◆ **EXERCISE DATA**:

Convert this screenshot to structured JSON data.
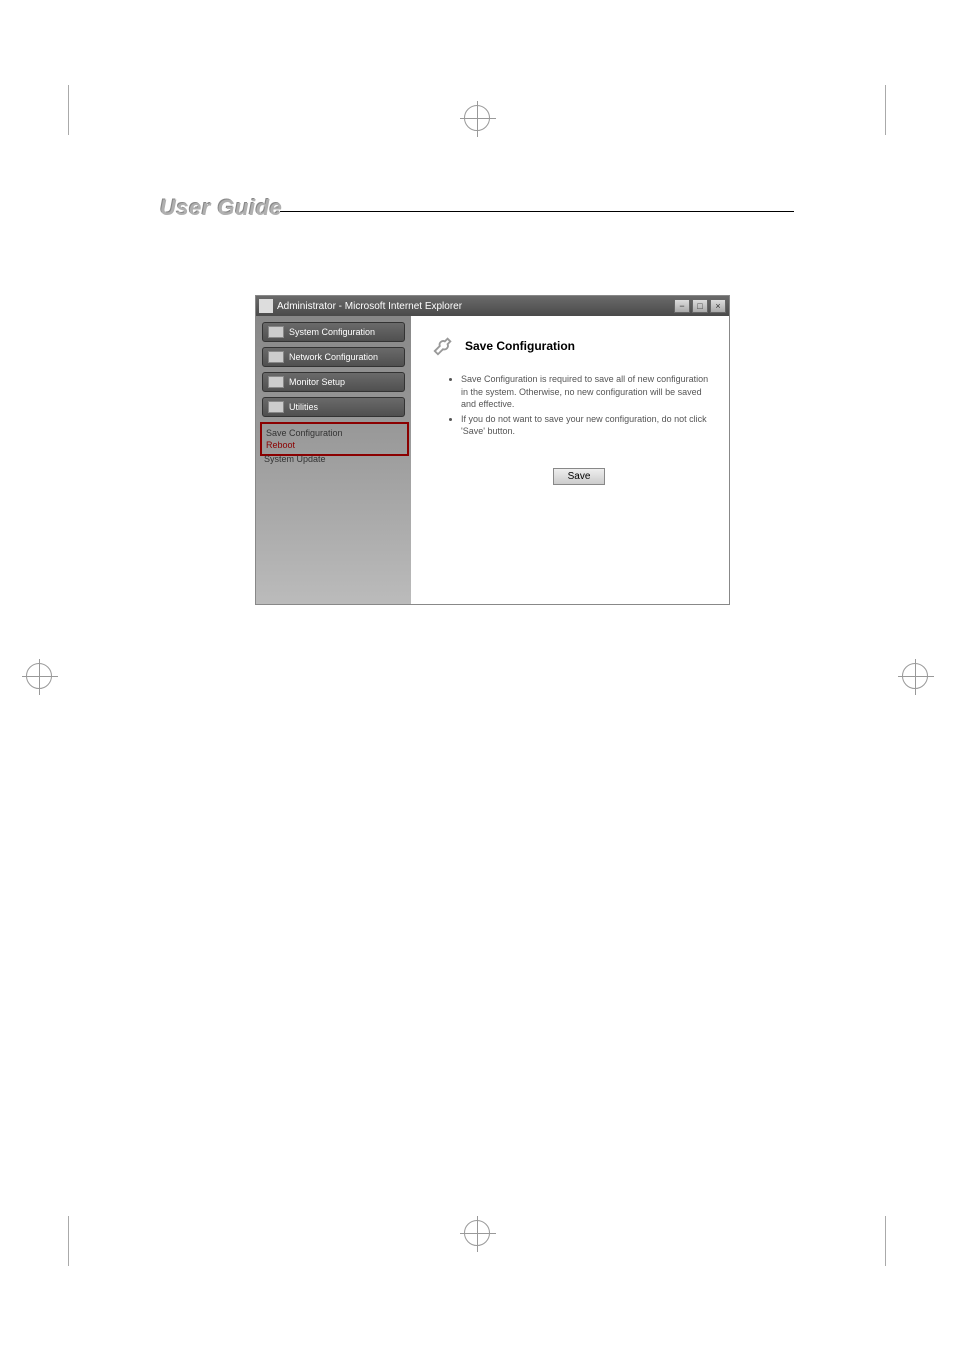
{
  "page": {
    "header_title": "User Guide"
  },
  "window": {
    "title": "Administrator - Microsoft Internet Explorer"
  },
  "sidebar": {
    "nav": [
      {
        "label": "System Configuration"
      },
      {
        "label": "Network Configuration"
      },
      {
        "label": "Monitor Setup"
      },
      {
        "label": "Utilities"
      }
    ],
    "sub_items": [
      {
        "label": "Save Configuration"
      },
      {
        "label": "Reboot"
      },
      {
        "label": "System Update"
      }
    ]
  },
  "content": {
    "title": "Save Configuration",
    "bullets": [
      "Save Configuration is required to save all of new configuration in the system. Otherwise, no new configuration will be saved and effective.",
      "If you do not want to save your new configuration, do not click 'Save' button."
    ],
    "save_button": "Save"
  }
}
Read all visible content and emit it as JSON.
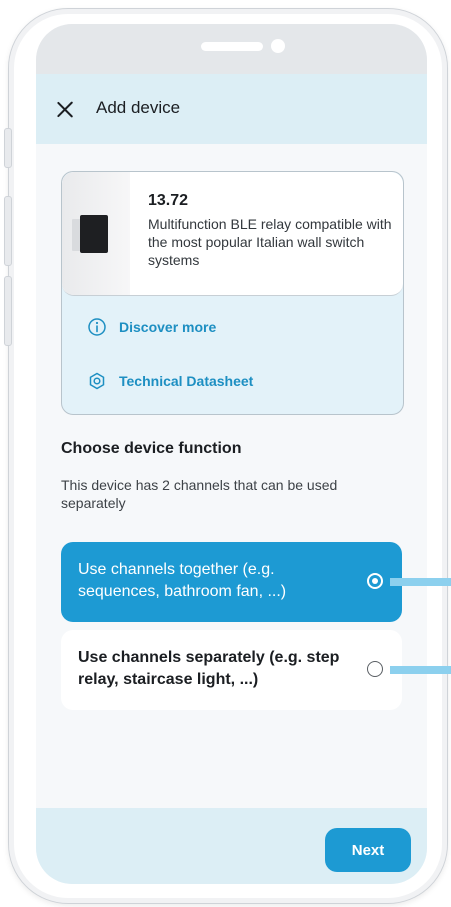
{
  "app_bar": {
    "title": "Add device",
    "close_icon": "close-icon"
  },
  "product": {
    "name": "13.72",
    "description": "Multifunction BLE relay compatible with the most popular Italian wall switch systems",
    "links": [
      {
        "label": "Discover more",
        "icon": "info-icon"
      },
      {
        "label": "Technical Datasheet",
        "icon": "datasheet-icon"
      }
    ]
  },
  "function_section": {
    "title": "Choose device function",
    "subtitle": "This device has 2 channels that can be used separately",
    "options": [
      {
        "label": "Use channels together (e.g. sequences, bathroom fan, ...)",
        "selected": true
      },
      {
        "label": "Use channels separately (e.g. step relay, staircase light, ...)",
        "selected": false
      }
    ]
  },
  "footer": {
    "next_label": "Next"
  },
  "colors": {
    "accent": "#1d9ad3",
    "appbar_bg": "#dceef5",
    "link": "#1d8fc2"
  }
}
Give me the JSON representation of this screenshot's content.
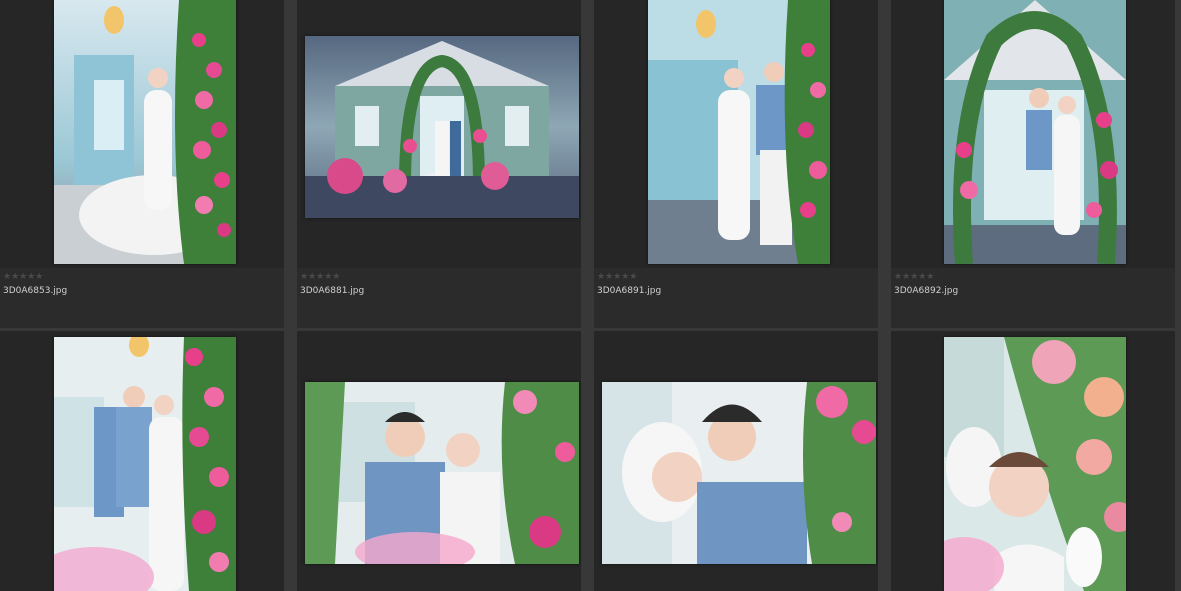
{
  "browser": {
    "items": [
      {
        "filename": "3D0A6853.jpg",
        "rating": "★★★★★",
        "orientation": "portrait"
      },
      {
        "filename": "3D0A6881.jpg",
        "rating": "★★★★★",
        "orientation": "landscape"
      },
      {
        "filename": "3D0A6891.jpg",
        "rating": "★★★★★",
        "orientation": "portrait"
      },
      {
        "filename": "3D0A6892.jpg",
        "rating": "★★★★★",
        "orientation": "portrait"
      },
      {
        "filename": "",
        "rating": "",
        "orientation": "portrait"
      },
      {
        "filename": "",
        "rating": "",
        "orientation": "landscape"
      },
      {
        "filename": "",
        "rating": "",
        "orientation": "landscape"
      },
      {
        "filename": "",
        "rating": "",
        "orientation": "portrait"
      }
    ]
  },
  "colors": {
    "background": "#383838",
    "cell": "#2b2b2b",
    "thumb_bg": "#262626",
    "filename_text": "#d0d0d0",
    "star_empty": "#4a4a4a"
  }
}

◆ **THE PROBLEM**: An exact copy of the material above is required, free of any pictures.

◆ **RESULT OF THIS EXERCISE**:
Convert this screenshot to structured JSON data.
{
  "page": {
    "header_title": "User Guide"
  },
  "window": {
    "title": "Administrator - Microsoft Internet Explorer"
  },
  "sidebar": {
    "nav": [
      {
        "label": "System Configuration"
      },
      {
        "label": "Network Configuration"
      },
      {
        "label": "Monitor Setup"
      },
      {
        "label": "Utilities"
      }
    ],
    "sub_items": [
      {
        "label": "Save Configuration"
      },
      {
        "label": "Reboot"
      },
      {
        "label": "System Update"
      }
    ]
  },
  "content": {
    "title": "Save Configuration",
    "bullets": [
      "Save Configuration is required to save all of new configuration in the system. Otherwise, no new configuration will be saved and effective.",
      "If you do not want to save your new configuration, do not click 'Save' button."
    ],
    "save_button": "Save"
  }
}
Read all visible content and emit it as JSON.
{
  "app_bar": {
    "title": "Add device",
    "close_icon": "close-icon"
  },
  "product": {
    "name": "13.72",
    "description": "Multifunction BLE relay compatible with the most popular Italian wall switch systems",
    "links": [
      {
        "label": "Discover more",
        "icon": "info-icon"
      },
      {
        "label": "Technical Datasheet",
        "icon": "datasheet-icon"
      }
    ]
  },
  "function_section": {
    "title": "Choose device function",
    "subtitle": "This device has 2 channels that can be used separately",
    "options": [
      {
        "label": "Use channels together (e.g. sequences, bathroom fan, ...)",
        "selected": true
      },
      {
        "label": "Use channels separately (e.g. step relay, staircase light, ...)",
        "selected": false
      }
    ]
  },
  "footer": {
    "next_label": "Next"
  },
  "colors": {
    "accent": "#1d9ad3",
    "appbar_bg": "#dceef5",
    "link": "#1d8fc2"
  }
}
Give me the JSON representation of this screenshot's content.
{
  "browser": {
    "items": [
      {
        "filename": "3D0A6853.jpg",
        "rating": "★★★★★",
        "orientation": "portrait"
      },
      {
        "filename": "3D0A6881.jpg",
        "rating": "★★★★★",
        "orientation": "landscape"
      },
      {
        "filename": "3D0A6891.jpg",
        "rating": "★★★★★",
        "orientation": "portrait"
      },
      {
        "filename": "3D0A6892.jpg",
        "rating": "★★★★★",
        "orientation": "portrait"
      },
      {
        "filename": "",
        "rating": "",
        "orientation": "portrait"
      },
      {
        "filename": "",
        "rating": "",
        "orientation": "landscape"
      },
      {
        "filename": "",
        "rating": "",
        "orientation": "landscape"
      },
      {
        "filename": "",
        "rating": "",
        "orientation": "portrait"
      }
    ]
  },
  "colors": {
    "background": "#383838",
    "cell": "#2b2b2b",
    "thumb_bg": "#262626",
    "filename_text": "#d0d0d0",
    "star_empty": "#4a4a4a"
  }
}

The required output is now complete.